This crosswalk is a small but visual way of demonstrating that we are a community that respects and appreciates all people. Ames is a diverse community. It is important to communicate that everyone is welcome and invited to come participate and interact with our community.
Naturally, this meant the federal government simply had to object.
The Federal Highway Administration (FHWA), which is under control of the Department of Transportation, which is headed up by Secretary Elaine Chao, who is also the wife of Senate Majority Leader Mitch McConnell, sent a letter asking Ames to replace their colorful crosswalks with the more traditional white markings to comply with federal safety standards. The argument here is that the white markings help with public safety.

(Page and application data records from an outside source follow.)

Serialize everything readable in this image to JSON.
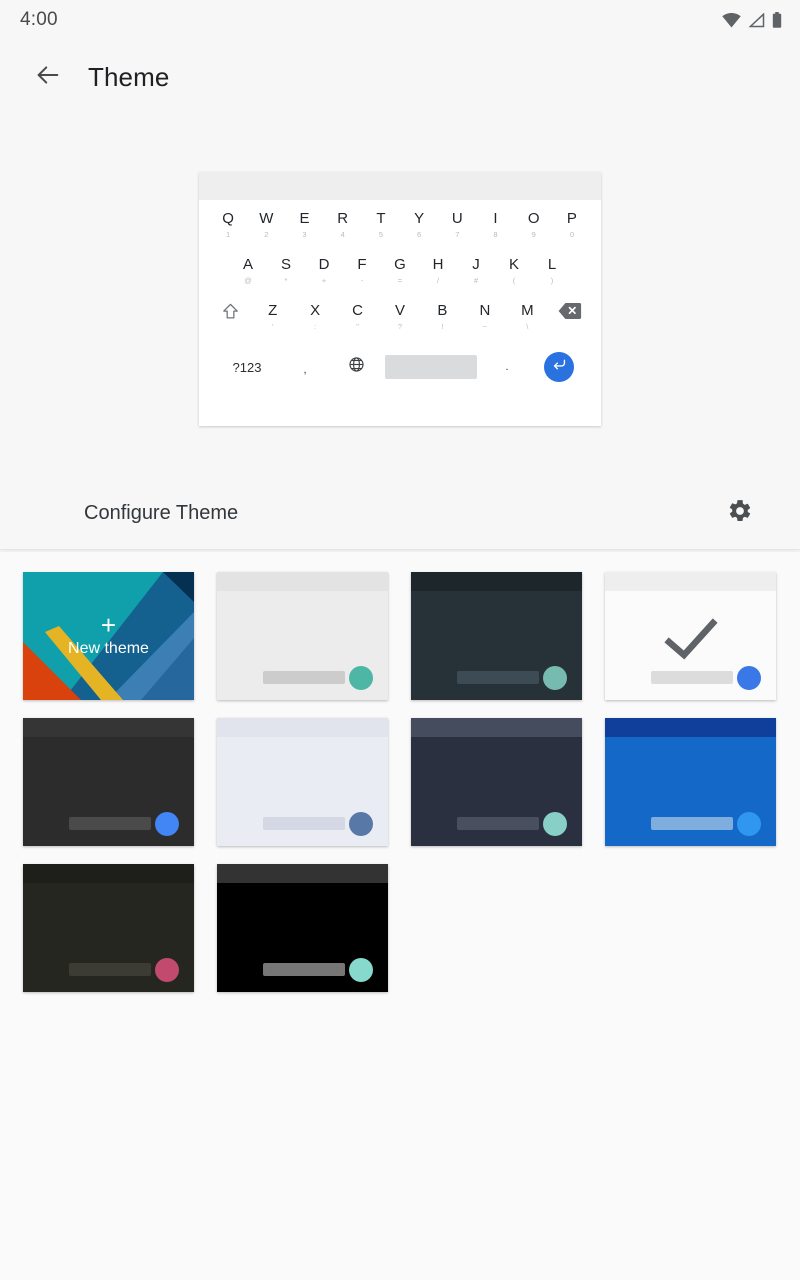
{
  "status_bar": {
    "clock": "4:00",
    "icons": [
      "wifi-icon",
      "signal-icon",
      "battery-icon"
    ]
  },
  "app_bar": {
    "back_icon": "arrow-back-icon",
    "title": "Theme"
  },
  "keyboard_preview": {
    "name": "keyboard-preview",
    "row1": [
      {
        "main": "Q",
        "sub": "1"
      },
      {
        "main": "W",
        "sub": "2"
      },
      {
        "main": "E",
        "sub": "3"
      },
      {
        "main": "R",
        "sub": "4"
      },
      {
        "main": "T",
        "sub": "5"
      },
      {
        "main": "Y",
        "sub": "6"
      },
      {
        "main": "U",
        "sub": "7"
      },
      {
        "main": "I",
        "sub": "8"
      },
      {
        "main": "O",
        "sub": "9"
      },
      {
        "main": "P",
        "sub": "0"
      }
    ],
    "row2": [
      {
        "main": "A",
        "sub": "@"
      },
      {
        "main": "S",
        "sub": "*"
      },
      {
        "main": "D",
        "sub": "+"
      },
      {
        "main": "F",
        "sub": "-"
      },
      {
        "main": "G",
        "sub": "="
      },
      {
        "main": "H",
        "sub": "/"
      },
      {
        "main": "J",
        "sub": "#"
      },
      {
        "main": "K",
        "sub": "("
      },
      {
        "main": "L",
        "sub": ")"
      }
    ],
    "row3": [
      {
        "main": "Z",
        "sub": "'"
      },
      {
        "main": "X",
        "sub": ":"
      },
      {
        "main": "C",
        "sub": "\""
      },
      {
        "main": "V",
        "sub": "?"
      },
      {
        "main": "B",
        "sub": "!"
      },
      {
        "main": "N",
        "sub": "~"
      },
      {
        "main": "M",
        "sub": "\\"
      }
    ],
    "shift_icon": "shift-icon",
    "backspace_icon": "backspace-icon",
    "row4": {
      "symbols_label": "?123",
      "comma_label": ",",
      "globe_icon": "globe-icon",
      "space_label": "",
      "period_label": ".",
      "enter_icon": "enter-icon",
      "enter_color": "#2a72e0"
    }
  },
  "configure": {
    "label": "Configure Theme",
    "gear_icon": "gear-icon"
  },
  "theme_grid": {
    "tiles": [
      {
        "name": "new-theme",
        "kind": "new",
        "plus": "+",
        "label": "New theme",
        "colors": {
          "teal": "#10a0ab",
          "blue_dark": "#0d4d80",
          "blue_mid": "#14608f",
          "blue_light": "#3b7fb5",
          "navy": "#063052",
          "orange": "#d9410d",
          "yellow": "#e5b424"
        },
        "selected": false
      },
      {
        "name": "theme-light-gray",
        "kind": "theme",
        "bg": "#ececec",
        "topbar": "#e3e3e3",
        "space": "#cccccc",
        "dot": "#4db6a4",
        "selected": false
      },
      {
        "name": "theme-dark-slate",
        "kind": "theme",
        "bg": "#263238",
        "topbar": "#1c262b",
        "space": "#3d4c54",
        "dot": "#77bbb0",
        "selected": false
      },
      {
        "name": "theme-material-light-selected",
        "kind": "theme",
        "bg": "#fbfbfb",
        "topbar": "#eeeeee",
        "space": "#dcdcdc",
        "dot": "#3b78e7",
        "selected": true,
        "check_color": "#5f6368"
      },
      {
        "name": "theme-dark-gray",
        "kind": "theme",
        "bg": "#2c2c2c",
        "topbar": "#353535",
        "space": "#4a4a4a",
        "dot": "#4285f4",
        "selected": false
      },
      {
        "name": "theme-light-lavender",
        "kind": "theme",
        "bg": "#eaecf3",
        "topbar": "#e1e4ec",
        "space": "#d3d8e4",
        "dot": "#5878a8",
        "selected": false
      },
      {
        "name": "theme-dark-indigo",
        "kind": "theme",
        "bg": "#2b3040",
        "topbar": "#454c5e",
        "space": "#485060",
        "dot": "#88cfc7",
        "selected": false
      },
      {
        "name": "theme-blue",
        "kind": "theme",
        "bg": "#1468c8",
        "topbar": "#0f3f9b",
        "space": "#7eadde",
        "dot": "#2f97f0",
        "selected": false
      },
      {
        "name": "theme-dark-olive",
        "kind": "theme",
        "bg": "#262621",
        "topbar": "#1e1e1a",
        "space": "#3c3c35",
        "dot": "#c24a6e",
        "selected": false
      },
      {
        "name": "theme-black",
        "kind": "theme",
        "bg": "#000000",
        "topbar": "#333333",
        "space": "#767676",
        "dot": "#86d9cc",
        "selected": false
      }
    ]
  }
}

The Ames City Council has decided to ignore the request.
City Attorney Mark O. Lambert sent a memo addressed to the Ames mayor and city council, outlining his own interpretation of the situation.
The FHWA doesn’t appear to have jurisdiction over the roads where the crosswalk is, Lambert wrote, since the streets are not part of a federal highway and receive no federal funding. Instead, he said it should be up to the state of Iowa to decide whether the federal traffic control standards were enforced on its streets.
“With the system of federalism in the United States, the federal government does not have jurisdiction over everything,” Lambert stated in the letter.
Looks who’s using the “states’ rights” argument now…
The question of whether Pride flag crosswalks compromise pedestrian safety was taken up in an Edmonton study, the Rainbow Crosswalk Pilot Project, in 2015. The city found that rainbow crosswalks were just as safe and effective as standard ones.
What’s more, the official Manual of Uniform Traffic Control Devices (MUTCD) has specific guidelines about the lines required to indicate a crosswalk. However, these rules only require the city to indicate crosswalks with two parallel white lines running perpendicular to the road. The Ames crosswalks are compliant with those guidelines.
Lambert also pointed out that the FHWA didn’t demand a response in its letter; the department merely requested the change. All the more reason to just say “we’re good” and ignore it.
As for why a federal transportation agency tasked with maintaining highway safety would go out of its way to pressure a municipality to remove crosswalks expressing support for the LGBTQ community, it’s anyone’s guess. But under this Republican administration, pressured by conservative Christian voters, it’s not that difficult to connect the dots.
(Screenshot via YouTube)